It’s easy to judge behavior as “good” or “bad,” and we can be our own harshest critics. In fact, behavior serves a purpose. Jealousy is an indicator that something needs your attention. It might be something that has triggered an unhealed emotional wound. It might be a signal that something in your relationship is veering off course. Whatever it is, give yourself compassion and grace as you work on the issues.
Gratitude is more than just being grateful. Gratitude is more about being aware of and appreciative of the positive things in your life. Practicing gratitude can help to reduce unpleasant feelings and improve your sense of well-being. Gratitude has also been linked to healthier and more satisfying relationships. One easy way to practice gratitude is to use a gratitude journal or simply take a moment each day to write down a few things that you are grateful for.
Take a time out
When you’re in the moment, jealousy can feel intense and even overwhelming. Take a break. When you can turn your attention to something else, it gives the intensity of the emotion time to dissipate and may prevent you from acting on it. Take a walk. Journal. Do something soothing. This strategy won’t help you to work through issues, but it can help to give you a break from those intense feelings.
Talk to a therapist
Jealousy is complicated. It can be disruptive, and it can be painful. Sometimes it’s just bigger than what you can or want to manage on your own. That’s ok.
You don’t have to deal with jealousy alone. Seeing a therapist offers you a safe space to explore your issues and needs without judgment. A therapist can help you understand the roots of your jealousy and your emotional needs and learn healthy coping skills.
You may decide to go to therapy on your own. You may decide to go as a couple if your jealousy is creating problems in the relationship.
Jealousy can be hard on a relationship. If you find that your jealousy is creating problems with your partner, there are things you can do to overcome your jealous feelings.
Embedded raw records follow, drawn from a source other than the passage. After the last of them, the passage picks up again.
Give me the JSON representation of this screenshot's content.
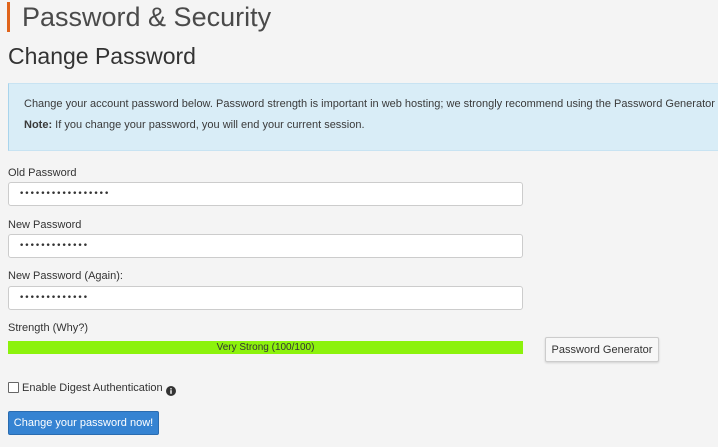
{
  "header": {
    "title": "Password & Security",
    "accent_color": "#e0641b"
  },
  "section": {
    "title": "Change Password"
  },
  "notice": {
    "line1": "Change your account password below. Password strength is important in web hosting; we strongly recommend using the Password Generator to create your password.",
    "note_label": "Note:",
    "note_text": " If you change your password, you will end your current session.",
    "background": "#d9edf7"
  },
  "form": {
    "old_password": {
      "label": "Old Password",
      "value": "•••••••••••••••••"
    },
    "new_password": {
      "label": "New Password",
      "value": "•••••••••••••"
    },
    "new_password_again": {
      "label": "New Password (Again):",
      "value": "•••••••••••••"
    },
    "strength": {
      "label": "Strength (Why?)",
      "text": "Very Strong (100/100)",
      "score": 100,
      "max": 100,
      "color": "#8cf20c"
    },
    "generator_button": "Password Generator",
    "digest": {
      "label": "Enable Digest Authentication",
      "checked": false,
      "icon": "info-circle-icon"
    },
    "submit_button": "Change your password now!",
    "submit_color": "#3583d2"
  }
}
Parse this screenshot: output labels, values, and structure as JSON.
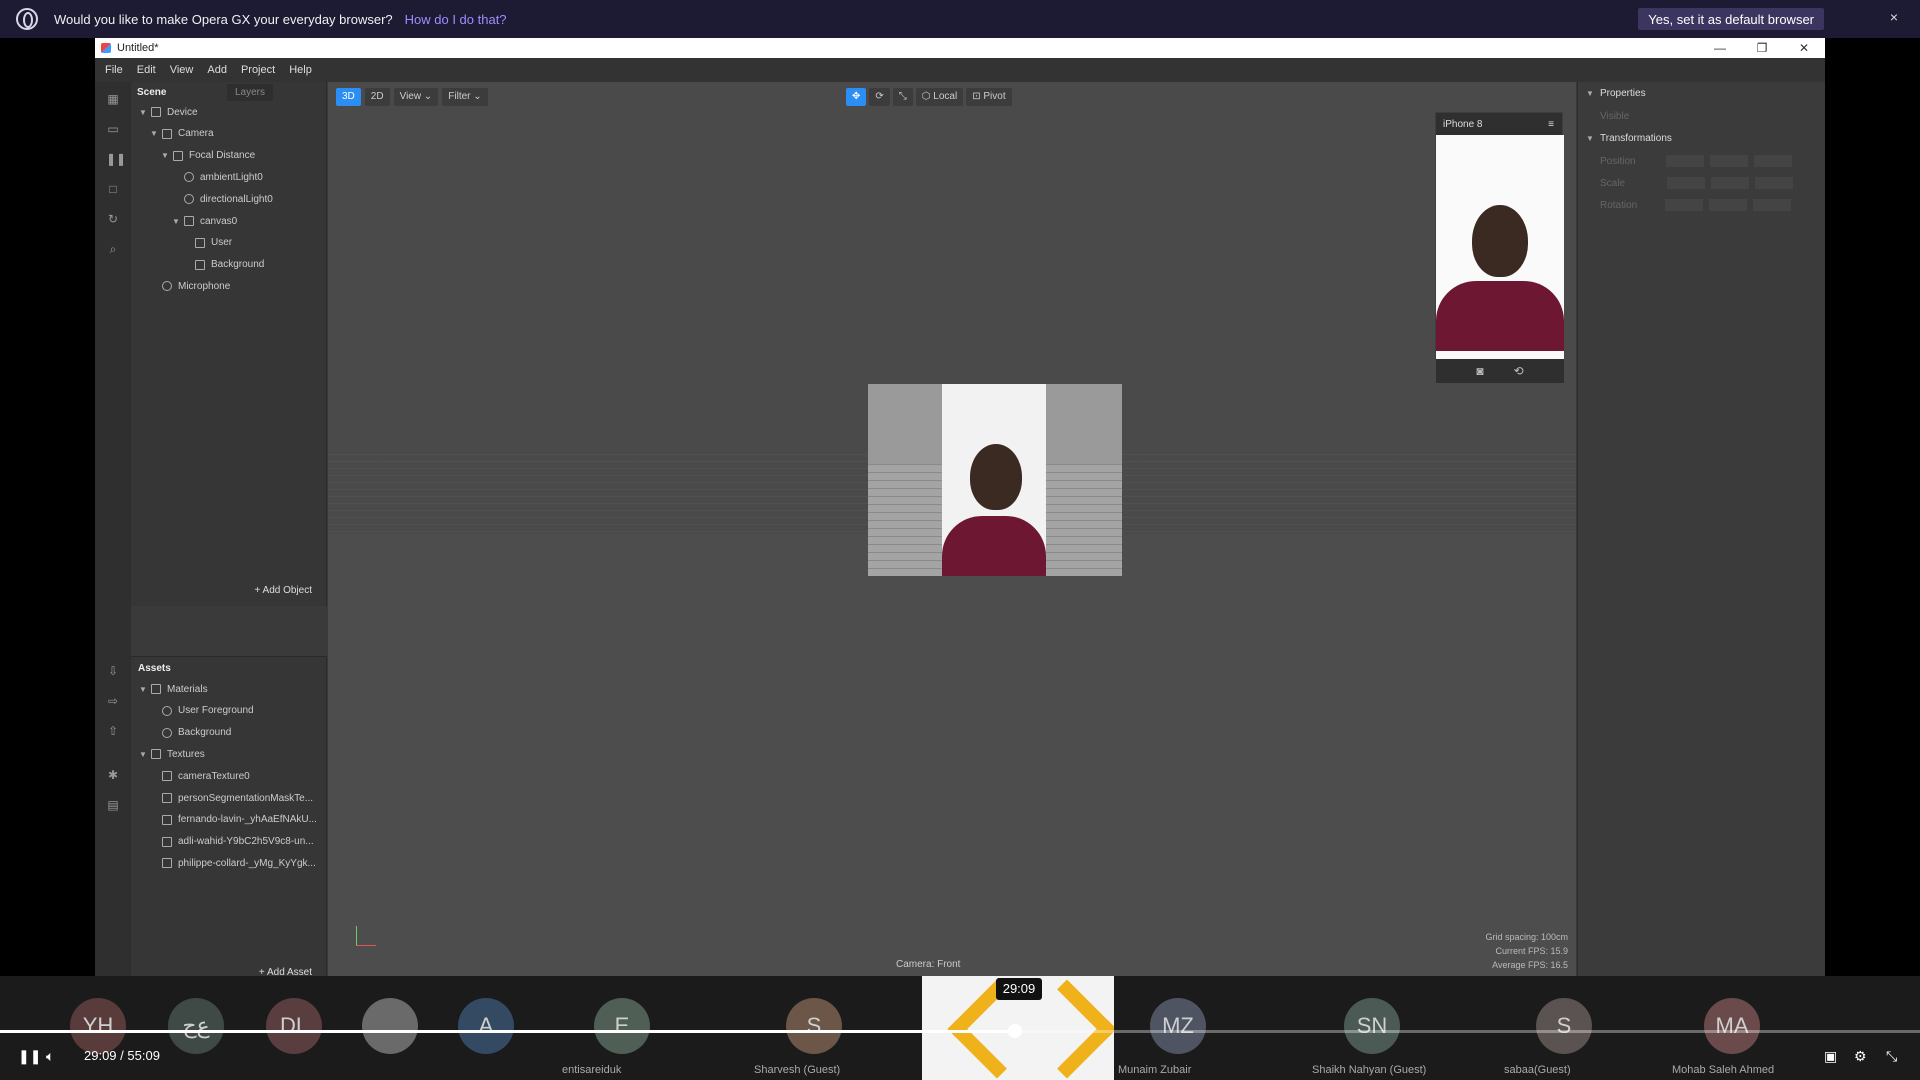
{
  "opera": {
    "message": "Would you like to make Opera GX your everyday browser?",
    "link": "How do I do that?",
    "set_default": "Yes, set it as default browser",
    "close": "×"
  },
  "window": {
    "title": "Untitled*",
    "menu": [
      "File",
      "Edit",
      "View",
      "Add",
      "Project",
      "Help"
    ]
  },
  "scene": {
    "tab_scene": "Scene",
    "tab_layers": "Layers",
    "tree": [
      {
        "label": "Device",
        "depth": 0,
        "expanded": true,
        "icon": "device-icon"
      },
      {
        "label": "Camera",
        "depth": 1,
        "expanded": true,
        "icon": "camera-icon"
      },
      {
        "label": "Focal Distance",
        "depth": 2,
        "expanded": true,
        "icon": "plane-icon"
      },
      {
        "label": "ambientLight0",
        "depth": 3,
        "expanded": null,
        "icon": "ambient-light-icon"
      },
      {
        "label": "directionalLight0",
        "depth": 3,
        "expanded": null,
        "icon": "directional-light-icon"
      },
      {
        "label": "canvas0",
        "depth": 3,
        "expanded": true,
        "icon": "canvas-icon"
      },
      {
        "label": "User",
        "depth": 4,
        "expanded": null,
        "icon": "rectangle-icon"
      },
      {
        "label": "Background",
        "depth": 4,
        "expanded": null,
        "icon": "rectangle-icon"
      },
      {
        "label": "Microphone",
        "depth": 1,
        "expanded": null,
        "icon": "microphone-icon"
      }
    ],
    "add_object": "+ Add Object"
  },
  "assets": {
    "title": "Assets",
    "tree": [
      {
        "label": "Materials",
        "depth": 0,
        "expanded": true,
        "icon": "folder-icon"
      },
      {
        "label": "User Foreground",
        "depth": 1,
        "expanded": null,
        "icon": "material-icon"
      },
      {
        "label": "Background",
        "depth": 1,
        "expanded": null,
        "icon": "material-icon"
      },
      {
        "label": "Textures",
        "depth": 0,
        "expanded": true,
        "icon": "folder-icon"
      },
      {
        "label": "cameraTexture0",
        "depth": 1,
        "expanded": null,
        "icon": "texture-icon"
      },
      {
        "label": "personSegmentationMaskTe...",
        "depth": 1,
        "expanded": null,
        "icon": "texture-icon"
      },
      {
        "label": "fernando-lavin-_yhAaEfNAkU...",
        "depth": 1,
        "expanded": null,
        "icon": "image-icon"
      },
      {
        "label": "adli-wahid-Y9bC2h5V9c8-un...",
        "depth": 1,
        "expanded": null,
        "icon": "image-icon"
      },
      {
        "label": "philippe-collard-_yMg_KyYgk...",
        "depth": 1,
        "expanded": null,
        "icon": "image-icon"
      }
    ],
    "add_asset": "+ Add Asset"
  },
  "viewport": {
    "mode_3d": "3D",
    "mode_2d": "2D",
    "view": "View",
    "filter": "Filter",
    "local": "Local",
    "pivot": "Pivot",
    "camera_label": "Camera: Front",
    "grid_spacing": "Grid spacing: 100cm",
    "current_fps": "Current FPS: 15.9",
    "average_fps": "Average FPS: 16.5"
  },
  "simulator": {
    "device": "iPhone 8"
  },
  "properties": {
    "title": "Properties",
    "visible": "Visible",
    "transformations": "Transformations",
    "position": "Position",
    "scale": "Scale",
    "rotation": "Rotation"
  },
  "meeting": {
    "participants": [
      {
        "initials": "YH",
        "name": "",
        "color": "#5a3b3b"
      },
      {
        "initials": "ﻉﺝ",
        "name": "",
        "color": "#3f4a47"
      },
      {
        "initials": "DL",
        "name": "",
        "color": "#5a3d3f"
      },
      {
        "initials": "",
        "name": "",
        "color": "#6a6a6a"
      },
      {
        "initials": "A",
        "name": "",
        "color": "#344a63"
      },
      {
        "initials": "E",
        "name": "entisareiduk",
        "color": "#4f5f55"
      },
      {
        "initials": "S",
        "name": "Sharvesh (Guest)",
        "color": "#6b5648"
      },
      {
        "initials": "MZ",
        "name": "Munaim Zubair",
        "color": "#4e5462"
      },
      {
        "initials": "SN",
        "name": "Shaikh Nahyan (Guest)",
        "color": "#4b5a55"
      },
      {
        "initials": "S",
        "name": "sabaa(Guest)",
        "color": "#5b5252"
      },
      {
        "initials": "MA",
        "name": "Mohab   Saleh Ahmed",
        "color": "#6a4a4a"
      }
    ]
  },
  "player": {
    "current_time": "29:09",
    "separator": "/",
    "total_time": "55:09",
    "tooltip": "29:09",
    "progress_fraction": 0.5286
  },
  "colors": {
    "accent": "#2b8ef5",
    "opera_bar": "#1d1a33",
    "opera_link": "#a08cff"
  }
}
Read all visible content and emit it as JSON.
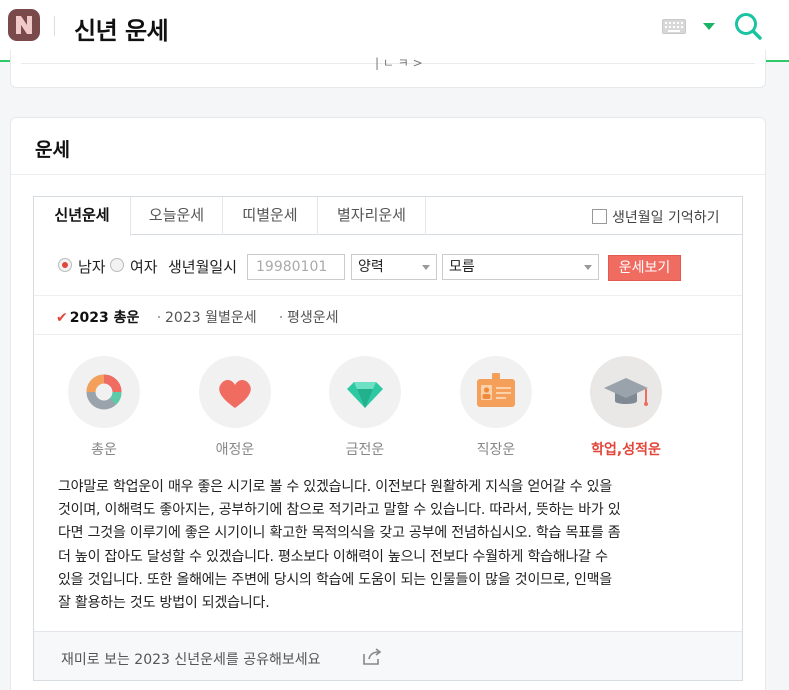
{
  "header": {
    "title": "신년 운세",
    "logo_letter": "N",
    "icons": [
      "keyboard-icon",
      "chevron-down-icon",
      "search-icon"
    ],
    "accent": "#1bb36a"
  },
  "prev_card": {
    "pager_text": "| ㄴ ㅋ >"
  },
  "card": {
    "title": "운세",
    "tabs": [
      {
        "label": "신년운세",
        "active": true
      },
      {
        "label": "오늘운세",
        "active": false
      },
      {
        "label": "띠별운세",
        "active": false
      },
      {
        "label": "별자리운세",
        "active": false
      }
    ],
    "remember_label": "생년월일 기억하기",
    "form": {
      "gender": [
        {
          "label": "남자",
          "selected": true
        },
        {
          "label": "여자",
          "selected": false
        }
      ],
      "birth_label": "생년월일시",
      "birth_placeholder": "19980101",
      "calendar_select": "양력",
      "time_select": "모름",
      "submit_label": "운세보기",
      "submit_color": "#f06b60"
    },
    "subtabs": [
      {
        "label": "2023 총운",
        "active": true
      },
      {
        "label": "2023 월별운세",
        "active": false
      },
      {
        "label": "평생운세",
        "active": false
      }
    ],
    "categories": [
      {
        "label": "총운",
        "icon": "donut-chart-icon",
        "active": false
      },
      {
        "label": "애정운",
        "icon": "heart-icon",
        "active": false
      },
      {
        "label": "금전운",
        "icon": "diamond-icon",
        "active": false
      },
      {
        "label": "직장운",
        "icon": "id-badge-icon",
        "active": false
      },
      {
        "label": "학업,성적운",
        "icon": "graduation-cap-icon",
        "active": true
      }
    ],
    "description": [
      "그야말로 학업운이 매우 좋은 시기로 볼 수 있겠습니다. 이전보다 원활하게 지식을 얻어갈 수 있을",
      "것이며, 이해력도 좋아지는, 공부하기에 참으로 적기라고 말할 수 있습니다. 따라서, 뜻하는 바가 있",
      "다면 그것을 이루기에 좋은 시기이니 확고한 목적의식을 갖고 공부에 전념하십시오. 학습 목표를 좀",
      "더 높이 잡아도 달성할 수 있겠습니다. 평소보다 이해력이 높으니 전보다 수월하게 학습해나갈 수",
      "있을 것입니다. 또한 올해에는 주변에 당시의 학습에 도움이 되는 인물들이 많을 것이므로, 인맥을",
      "잘 활용하는 것도 방법이 되겠습니다."
    ],
    "share_text": "재미로 보는 2023 신년운세를 공유해보세요"
  }
}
Building strong relationships takes work and commitment to the things that create strong, healthy emotional bonds. How healthy is your relationship? Take the Relationship Test here to find out.
Today, finding therapy is easier than ever. Online therapy makes seeing a therapist convenient and comfortable. With online therapy, you can see your therapist from the comfort of your home and at times that work with your busy schedule. If you’re choosing relationship counseling, online therapy can make scheduling easy for both of you. Best of all, online therapy has been shown to be at least as effective as traditional in-person therapy. You can take control of your jealousy and have the healthy, satisfying relationship you want. Calmerry can help you get there.